Excluding the impairment and abandonment charges, and evaluation allowance, the firm would have reported a net loss of $27.6 million, or 36 cents per diluted share.
The firm delivered 2,928 homes in the first quarter of 2008, down 43% from the year earlier quarter.
This was largely due to its efforts to resize its operations and reduce community counts. Each region delivered fewer homes compared to the year earlier quarter. The firm anticipates operating from significantly less communities for the remainder of 2008 as compared to the prior year.
The average sales price of the homes delivered in the first quarter of 2008 decreased 7% to $248,200 from $267,400 in the first quarter of 2007.
Year over year, sales prices were down 17% in the West Coast, 14% in the Southwest, and 4% in the Southeast. Sales prices were up 4% in central region. The firm believes that its average selling price will continue to decrease in the short-term as it continues to address affordability challenges and tougher lending requirements and continue to operate in an environment against a backdrop of significant decline in the resale prices. The firm has and continues to work diligently to offset these pricing pressures by reducing costs with a series of strategic measures that include re-evaluating spec levels, fine-tuning and value-engineering its home designs, and renegotiating supplier contracts for improved terms.
The housing gross margin in the quarter fell to negative 6.2% from negative 4.3% in the fourth quarter of 2007, and a positive 15.5% in the first quarter of 2007.
Excluding impairments and abandonment charges, housing gross margin in the first quarter of 2008 was 9% compared to 10.1% in the fourth quarter of 2007, and 15.9% in the first quarter of 2007, reflecting lower sales prices and an increased use of incentives and discounts to sell homes.
Selling, general, and administrative expenses in the first quarter decreased $78 million, or 38% from a year ago.
As a percentage of housing revenues, however, these expenses rose to 17.6% from 14.9% in the year earlier quarter, mainly due to the substantial decrease in housing revenues reflecting the community count reductions.
The homebuilding pretax loss was $276 million for the first quarter of 2008.
This included $217 million of inventory and joint venture impairment charges and $7 million of option abandonment charges related to about 700 lots under option contract.

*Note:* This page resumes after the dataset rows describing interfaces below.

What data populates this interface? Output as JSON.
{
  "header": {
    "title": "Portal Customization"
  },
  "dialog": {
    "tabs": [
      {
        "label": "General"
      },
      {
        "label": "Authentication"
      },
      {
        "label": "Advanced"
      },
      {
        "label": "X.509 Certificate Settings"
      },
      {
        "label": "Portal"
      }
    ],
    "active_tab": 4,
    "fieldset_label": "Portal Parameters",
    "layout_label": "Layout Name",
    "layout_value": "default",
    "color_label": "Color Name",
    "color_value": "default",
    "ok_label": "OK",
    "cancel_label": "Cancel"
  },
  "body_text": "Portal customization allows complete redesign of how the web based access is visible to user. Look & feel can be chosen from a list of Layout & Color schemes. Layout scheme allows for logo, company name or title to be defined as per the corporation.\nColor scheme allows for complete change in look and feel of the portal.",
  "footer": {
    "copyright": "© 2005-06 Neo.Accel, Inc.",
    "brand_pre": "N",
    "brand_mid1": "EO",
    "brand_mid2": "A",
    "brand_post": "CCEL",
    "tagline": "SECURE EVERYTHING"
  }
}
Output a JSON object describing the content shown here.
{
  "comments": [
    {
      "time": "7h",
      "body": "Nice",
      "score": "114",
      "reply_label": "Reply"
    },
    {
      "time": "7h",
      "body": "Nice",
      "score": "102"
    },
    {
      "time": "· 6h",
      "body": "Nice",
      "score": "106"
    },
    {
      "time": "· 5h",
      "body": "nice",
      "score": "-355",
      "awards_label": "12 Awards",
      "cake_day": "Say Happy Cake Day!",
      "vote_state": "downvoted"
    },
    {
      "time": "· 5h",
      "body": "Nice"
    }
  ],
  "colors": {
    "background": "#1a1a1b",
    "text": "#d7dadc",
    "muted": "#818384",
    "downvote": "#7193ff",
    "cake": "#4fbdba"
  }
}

Approximately $36 million of the impairment charges were against the investment in the unconsolidated joint ventures.
During the quarter, the company impaired approximately 88 projects, some of which were active and some of which were not.
The impairments were mainly driven by price reductions made in certain markets due to increasing levels of housing inventory in the marketplace and tighter consumer mortgage underwriting standards and the firm is monetizing properties in certain markets where it decided not to make additional investments.